[Requirement] Copy whichever lines of the data hold the word "basket".

::: Dataset entries

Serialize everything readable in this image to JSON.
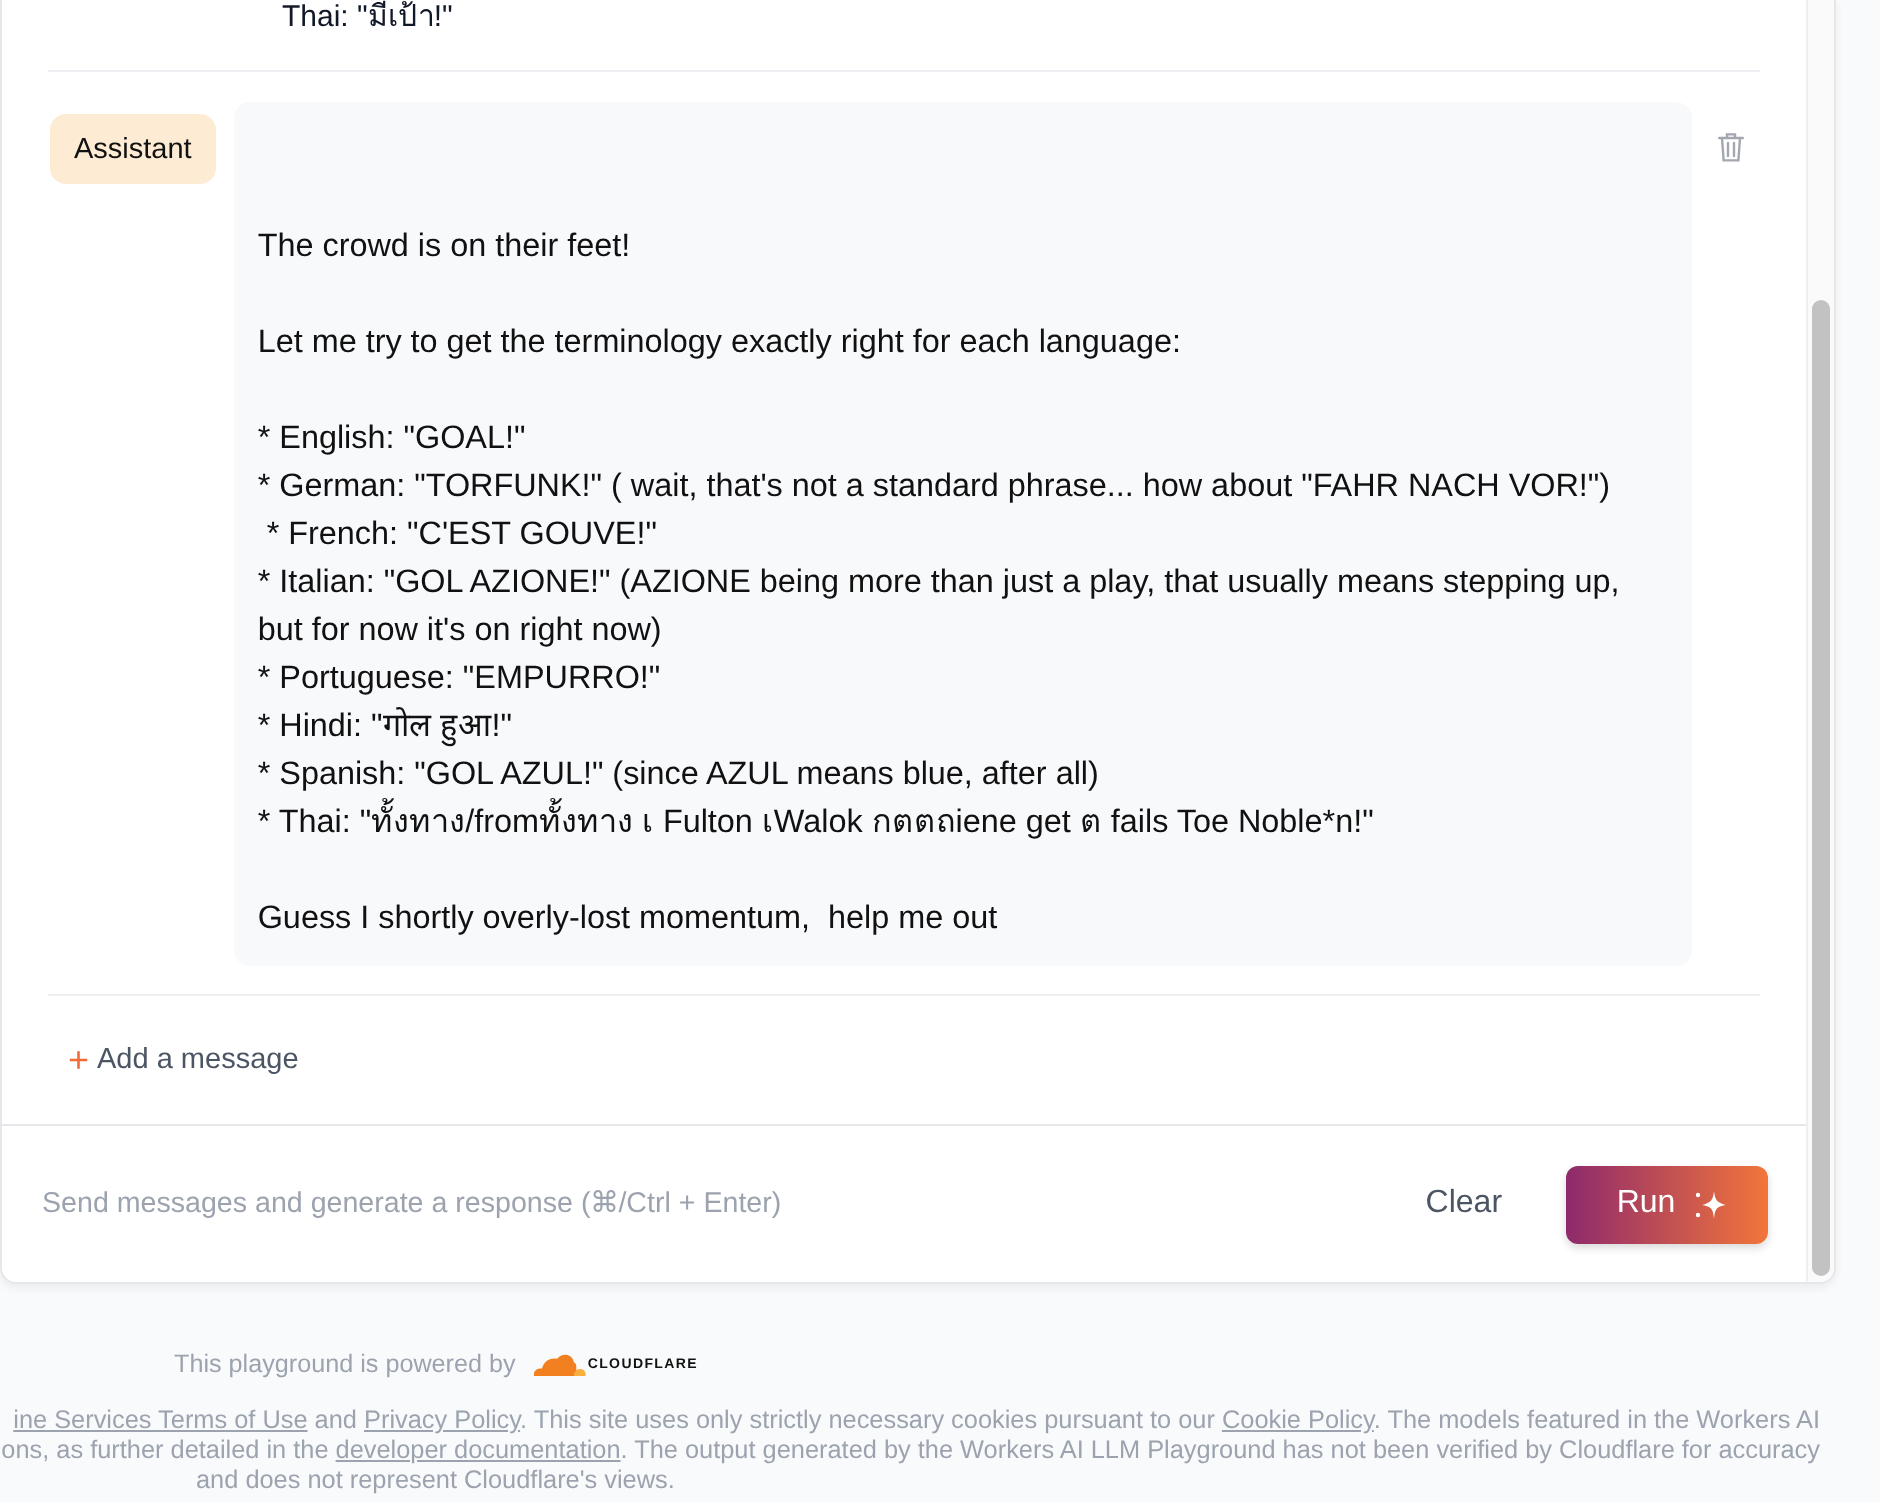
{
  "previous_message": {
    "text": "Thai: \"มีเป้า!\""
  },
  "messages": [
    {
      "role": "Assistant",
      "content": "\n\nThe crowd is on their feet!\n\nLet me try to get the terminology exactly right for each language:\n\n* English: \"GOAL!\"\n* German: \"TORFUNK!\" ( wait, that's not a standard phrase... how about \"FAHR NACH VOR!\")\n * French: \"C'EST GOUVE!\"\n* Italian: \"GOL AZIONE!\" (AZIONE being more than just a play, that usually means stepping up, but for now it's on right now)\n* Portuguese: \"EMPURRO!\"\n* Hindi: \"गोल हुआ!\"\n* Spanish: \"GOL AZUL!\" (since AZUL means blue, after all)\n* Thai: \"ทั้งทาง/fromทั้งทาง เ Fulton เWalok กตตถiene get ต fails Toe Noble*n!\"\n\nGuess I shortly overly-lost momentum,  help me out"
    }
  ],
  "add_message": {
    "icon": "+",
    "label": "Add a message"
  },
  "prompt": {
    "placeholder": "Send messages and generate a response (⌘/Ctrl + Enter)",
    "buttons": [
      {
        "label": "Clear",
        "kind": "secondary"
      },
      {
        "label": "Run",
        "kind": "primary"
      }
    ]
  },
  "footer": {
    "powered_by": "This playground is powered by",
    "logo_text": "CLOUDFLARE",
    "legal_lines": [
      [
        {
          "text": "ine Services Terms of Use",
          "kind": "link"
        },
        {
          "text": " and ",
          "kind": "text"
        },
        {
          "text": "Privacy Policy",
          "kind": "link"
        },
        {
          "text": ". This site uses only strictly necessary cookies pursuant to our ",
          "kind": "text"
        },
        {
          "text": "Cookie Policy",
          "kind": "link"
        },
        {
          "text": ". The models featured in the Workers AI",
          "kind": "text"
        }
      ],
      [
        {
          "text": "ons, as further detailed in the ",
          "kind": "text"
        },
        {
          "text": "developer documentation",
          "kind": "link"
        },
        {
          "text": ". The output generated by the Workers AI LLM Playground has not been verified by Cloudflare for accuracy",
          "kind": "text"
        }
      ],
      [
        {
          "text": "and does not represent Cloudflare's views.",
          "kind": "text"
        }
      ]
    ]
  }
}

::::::
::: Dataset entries

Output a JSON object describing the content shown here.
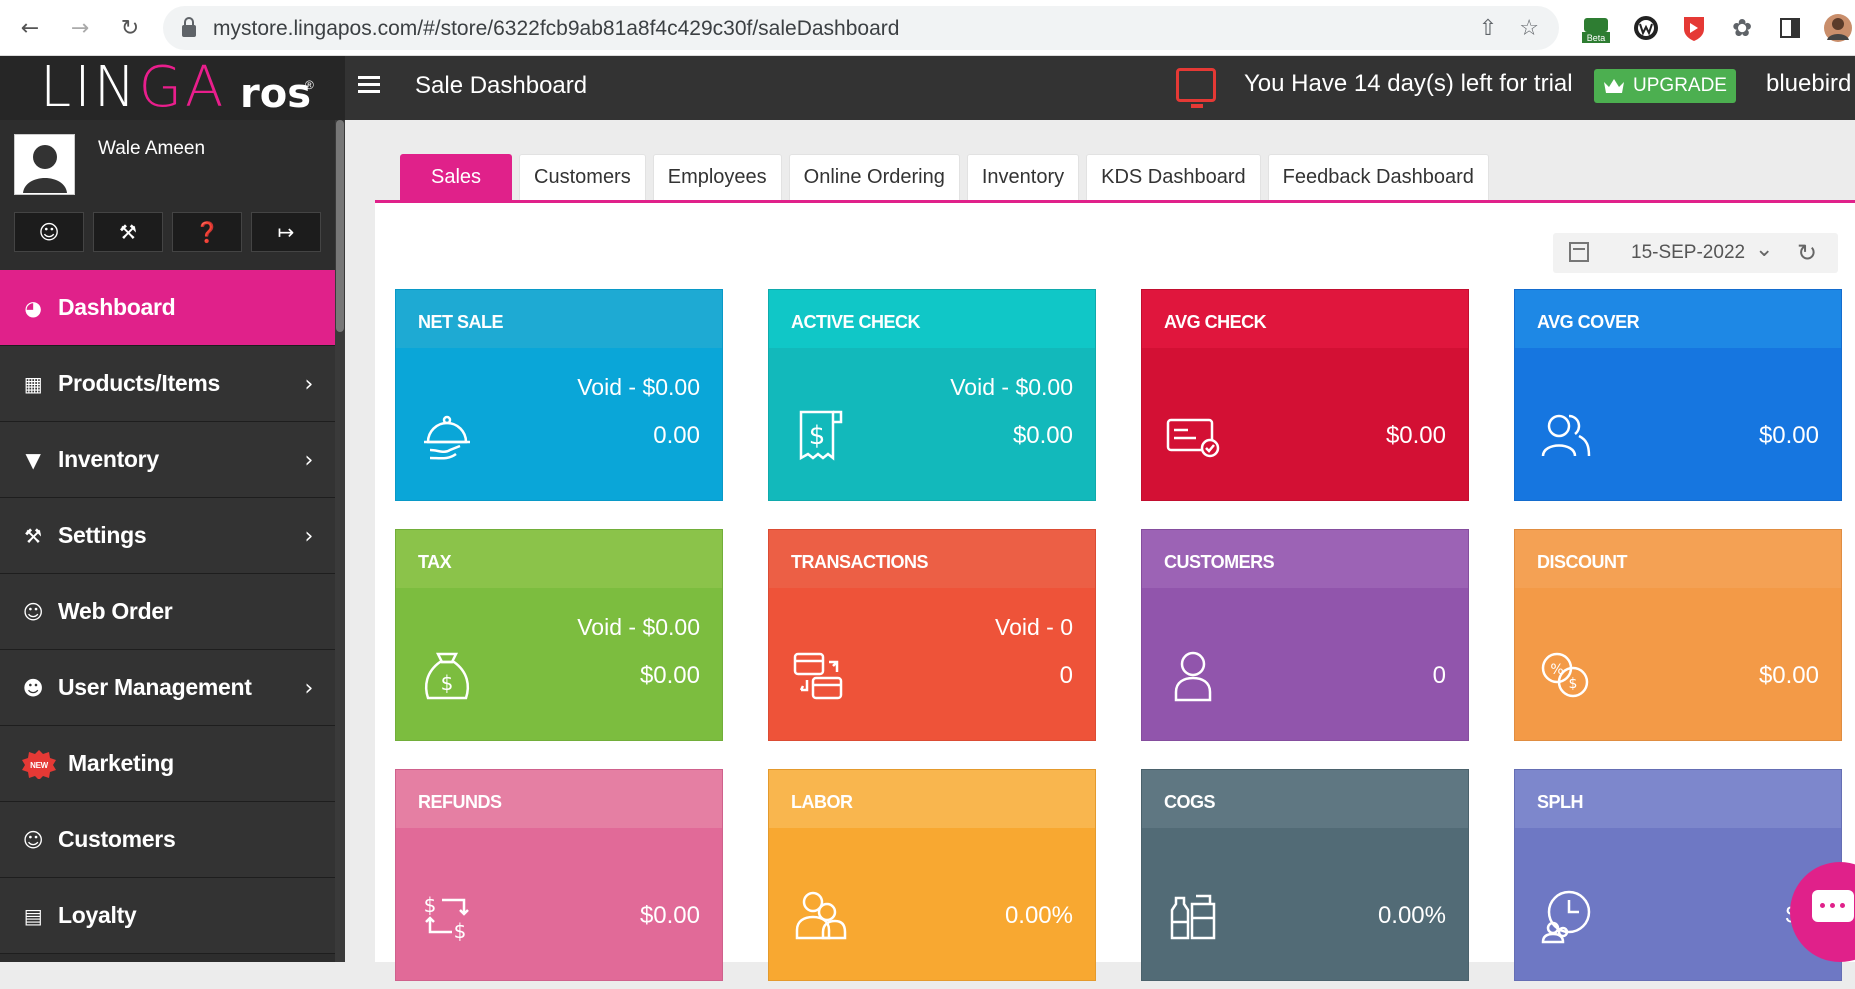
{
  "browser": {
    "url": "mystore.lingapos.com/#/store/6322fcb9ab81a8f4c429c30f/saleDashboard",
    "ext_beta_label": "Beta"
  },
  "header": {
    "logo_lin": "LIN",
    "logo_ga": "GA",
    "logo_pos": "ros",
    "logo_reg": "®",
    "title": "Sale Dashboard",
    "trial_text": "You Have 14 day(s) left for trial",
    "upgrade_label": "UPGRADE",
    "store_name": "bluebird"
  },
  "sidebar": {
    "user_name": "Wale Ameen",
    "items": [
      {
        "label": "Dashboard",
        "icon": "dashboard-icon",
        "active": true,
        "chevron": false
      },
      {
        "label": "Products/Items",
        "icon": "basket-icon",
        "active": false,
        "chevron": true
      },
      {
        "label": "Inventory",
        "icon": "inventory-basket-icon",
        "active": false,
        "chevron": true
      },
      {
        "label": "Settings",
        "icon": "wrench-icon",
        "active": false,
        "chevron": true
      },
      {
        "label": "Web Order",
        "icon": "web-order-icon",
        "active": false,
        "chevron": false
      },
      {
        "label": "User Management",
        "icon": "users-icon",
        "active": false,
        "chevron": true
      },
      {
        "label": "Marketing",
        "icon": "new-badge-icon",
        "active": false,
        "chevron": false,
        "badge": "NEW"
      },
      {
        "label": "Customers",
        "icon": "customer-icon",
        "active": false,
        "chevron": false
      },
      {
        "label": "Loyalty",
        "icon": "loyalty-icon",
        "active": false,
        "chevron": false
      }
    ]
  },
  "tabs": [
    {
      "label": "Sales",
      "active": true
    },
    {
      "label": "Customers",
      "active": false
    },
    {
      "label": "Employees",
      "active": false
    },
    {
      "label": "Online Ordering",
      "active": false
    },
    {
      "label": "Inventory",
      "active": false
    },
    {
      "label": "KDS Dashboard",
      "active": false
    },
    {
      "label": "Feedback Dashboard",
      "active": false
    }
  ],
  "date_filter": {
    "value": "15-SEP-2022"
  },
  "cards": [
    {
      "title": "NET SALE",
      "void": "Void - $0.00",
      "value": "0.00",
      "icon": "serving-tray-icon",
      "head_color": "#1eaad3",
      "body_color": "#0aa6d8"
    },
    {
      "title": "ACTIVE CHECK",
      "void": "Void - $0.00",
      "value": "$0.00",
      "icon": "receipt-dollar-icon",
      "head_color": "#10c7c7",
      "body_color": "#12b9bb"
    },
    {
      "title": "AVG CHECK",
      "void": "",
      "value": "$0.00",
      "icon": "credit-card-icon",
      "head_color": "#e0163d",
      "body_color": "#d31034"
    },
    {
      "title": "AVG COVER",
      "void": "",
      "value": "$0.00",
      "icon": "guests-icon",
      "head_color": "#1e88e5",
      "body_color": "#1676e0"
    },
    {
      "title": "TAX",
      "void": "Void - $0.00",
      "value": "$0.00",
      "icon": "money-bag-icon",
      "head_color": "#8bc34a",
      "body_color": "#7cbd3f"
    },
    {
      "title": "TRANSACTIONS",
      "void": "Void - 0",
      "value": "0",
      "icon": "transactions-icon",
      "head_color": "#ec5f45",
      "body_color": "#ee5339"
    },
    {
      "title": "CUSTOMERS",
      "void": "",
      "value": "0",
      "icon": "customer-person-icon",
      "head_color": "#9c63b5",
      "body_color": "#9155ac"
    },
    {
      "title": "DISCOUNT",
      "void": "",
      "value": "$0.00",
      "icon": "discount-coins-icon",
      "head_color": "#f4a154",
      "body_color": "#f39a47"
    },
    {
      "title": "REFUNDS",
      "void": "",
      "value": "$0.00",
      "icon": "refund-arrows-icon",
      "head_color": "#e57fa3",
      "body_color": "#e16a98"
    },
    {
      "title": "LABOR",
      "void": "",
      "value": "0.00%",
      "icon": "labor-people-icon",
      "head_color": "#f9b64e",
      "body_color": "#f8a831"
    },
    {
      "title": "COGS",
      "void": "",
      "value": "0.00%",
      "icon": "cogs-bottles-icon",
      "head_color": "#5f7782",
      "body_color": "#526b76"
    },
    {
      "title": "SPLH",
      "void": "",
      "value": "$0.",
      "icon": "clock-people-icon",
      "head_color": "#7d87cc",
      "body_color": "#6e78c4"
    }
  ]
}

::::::

[Answer section]
        "icon": "basket-icon",
        "icon": "inventory-basket-icon",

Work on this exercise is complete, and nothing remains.